Simon said it would be more productive and economical to significantly reduce the number of prisoners and the length of time they are in prison through sentencing reforms. FDC is the third-largest prison system in the nation and, with a budget of $2.4 billion, is the state’s largest agency.
“At some point this state needs to get smarter about criminal justice and begin using state funds to begin treating many who are now sent to prison in a different and more effective way,’’Simon said.
The ACLU is among several human rights organizations that have pushed for a federal investigation into the abuse of inmates in Florida prisons.
Julie Jones, FDC’s secretary, has said the state could do more to reduce its prison population, but until that happens, hiring more officers and adequately training them is an immediate need.
“Properly staffing our institutions is critical to the safe and secure operations of our facilities,’’ Jones said in a statement.
Added Lewis, the spokesman: “The more officers we have in an institution, the better the institution will operate. It will reduce stress and the temperature of an institution so there will be less overtime, less fatigue and burnout.’’
In the recently completed 2016 legislative session, lawmakers authorized 215 new positions and $12.5 million for salaries, he said.
At some point this state needs to get smarter about criminal justice and begin using state funds to begin treating many who are now sent to prison in a different and more effective way.

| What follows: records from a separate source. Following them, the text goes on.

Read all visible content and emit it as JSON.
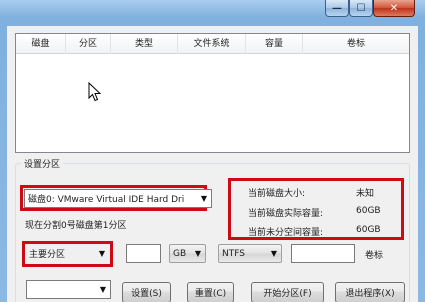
{
  "window": {
    "minimize_glyph": "—",
    "maximize_glyph": "☐",
    "close_glyph": "✕"
  },
  "list": {
    "columns": [
      "磁盘",
      "分区",
      "类型",
      "文件系统",
      "容量",
      "卷标"
    ]
  },
  "settings": {
    "group_title": "设置分区",
    "disk_combo_value": "磁盘0: VMware Virtual IDE Hard Dri",
    "current_status": "现在分割0号磁盘第1分区",
    "partition_type_value": "主要分区",
    "size_value": "",
    "unit_value": "GB",
    "filesystem_value": "NTFS",
    "volume_label_value": "",
    "volume_label_caption": "卷标",
    "bottom_combo_value": ""
  },
  "info": {
    "disk_size_label": "当前磁盘大小:",
    "disk_size_value": "未知",
    "actual_capacity_label": "当前磁盘实际容量:",
    "actual_capacity_value": "60GB",
    "unallocated_label": "当前未分空间容量:",
    "unallocated_value": "60GB"
  },
  "buttons": {
    "set": "设置(S)",
    "reset": "重置(C)",
    "start": "开始分区(F)",
    "exit": "退出程序(X)"
  },
  "colors": {
    "highlight_box": "#cc0b14"
  }
}
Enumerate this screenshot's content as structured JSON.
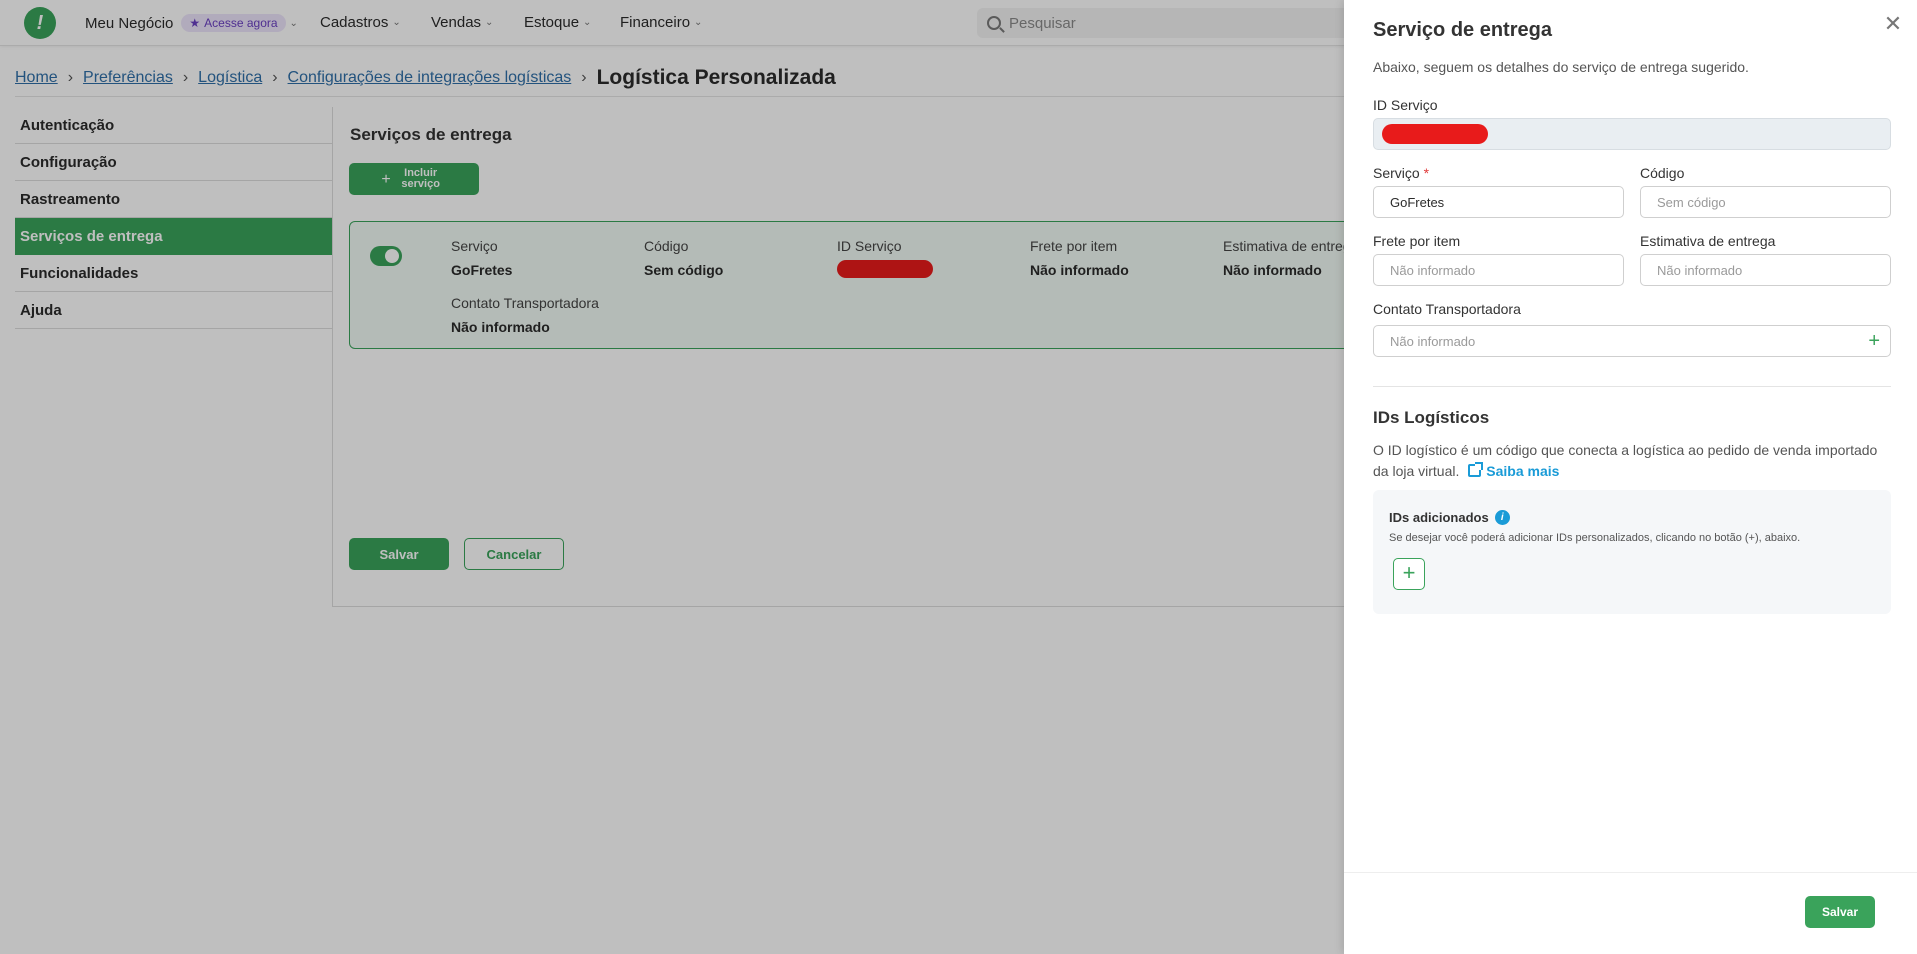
{
  "topbar": {
    "logo_glyph": "!",
    "business": "Meu Negócio",
    "promo": "Acesse agora",
    "menus": [
      "Cadastros",
      "Vendas",
      "Estoque",
      "Financeiro"
    ],
    "search_placeholder": "Pesquisar"
  },
  "breadcrumb": {
    "items": [
      "Home",
      "Preferências",
      "Logística",
      "Configurações de integrações logísticas"
    ],
    "current": "Logística Personalizada"
  },
  "sidebar": {
    "items": [
      "Autenticação",
      "Configuração",
      "Rastreamento",
      "Serviços de entrega",
      "Funcionalidades",
      "Ajuda"
    ],
    "active": "Serviços de entrega"
  },
  "main": {
    "section_title": "Serviços de entrega",
    "include_button": "Incluir serviço",
    "card": {
      "enabled": true,
      "fields": [
        {
          "label": "Serviço",
          "value": "GoFretes"
        },
        {
          "label": "Código",
          "value": "Sem código"
        },
        {
          "label": "ID Serviço",
          "value": ""
        },
        {
          "label": "Frete por item",
          "value": "Não informado"
        },
        {
          "label": "Estimativa de entrega",
          "value": "Não informado"
        },
        {
          "label": "Contato Transportadora",
          "value": "Não informado"
        }
      ]
    },
    "save_button": "Salvar",
    "cancel_button": "Cancelar"
  },
  "drawer": {
    "title": "Serviço de entrega",
    "close_glyph": "✕",
    "subtitle": "Abaixo, seguem os detalhes do serviço de entrega sugerido.",
    "id_servico_label": "ID Serviço",
    "servico_label": "Serviço",
    "required_mark": "*",
    "servico_value": "GoFretes",
    "codigo_label": "Código",
    "codigo_placeholder": "Sem código",
    "frete_label": "Frete por item",
    "frete_placeholder": "Não informado",
    "estimativa_label": "Estimativa de entrega",
    "estimativa_placeholder": "Não informado",
    "contato_label": "Contato Transportadora",
    "contato_placeholder": "Não informado",
    "ids_title": "IDs Logísticos",
    "ids_description": "O ID logístico é um código que conecta a logística ao pedido de venda importado da loja virtual.",
    "saiba_mais": "Saiba mais",
    "ids_box_title": "IDs adicionados",
    "ids_box_text": "Se desejar você poderá adicionar IDs personalizados, clicando no botão (+), abaixo.",
    "save_button": "Salvar"
  },
  "colors": {
    "brand_green": "#3aa35b",
    "link_blue": "#1a9bd7",
    "redaction": "#e81b1b"
  }
}
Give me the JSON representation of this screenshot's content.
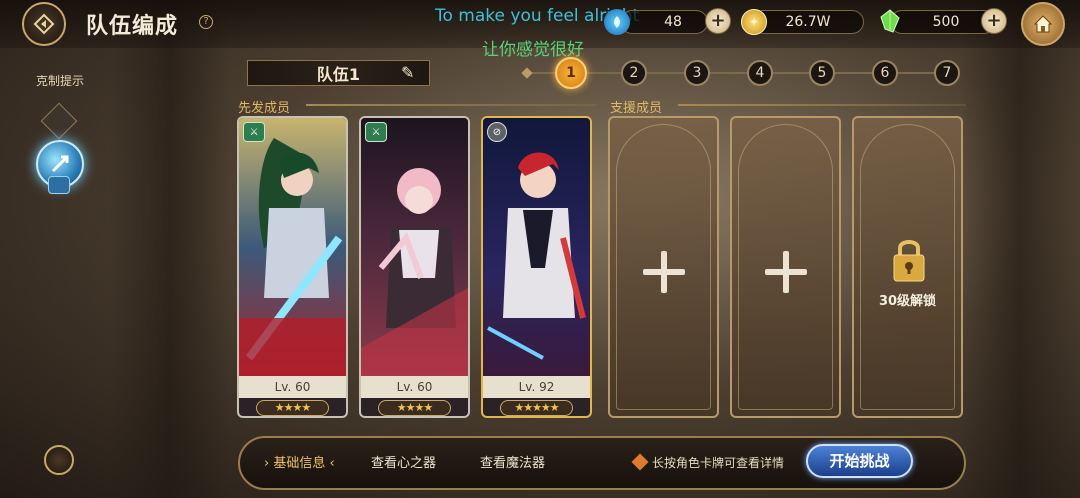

Howard Simon, ACLU of Florida executive director
The CGL audit noted that low salary levels have contributed to staff turnover. Florida’s average salary for a corrections officer is $31,951, and noncertified trainees start at $28,008 — “substantially below salary levels in other large state correctional systems.”
Experienced officers don’t make that much more, the report said, and employees who want to supplement their earnings must currently rack up large chunks of overtime. The department spent $18.2 million on overtime in 2014-15.
The report stated that Florida has not provided a raise to corrections officers in eight years.
To apply to the Florida Department of Corrections, visit www.fldocjobs.com.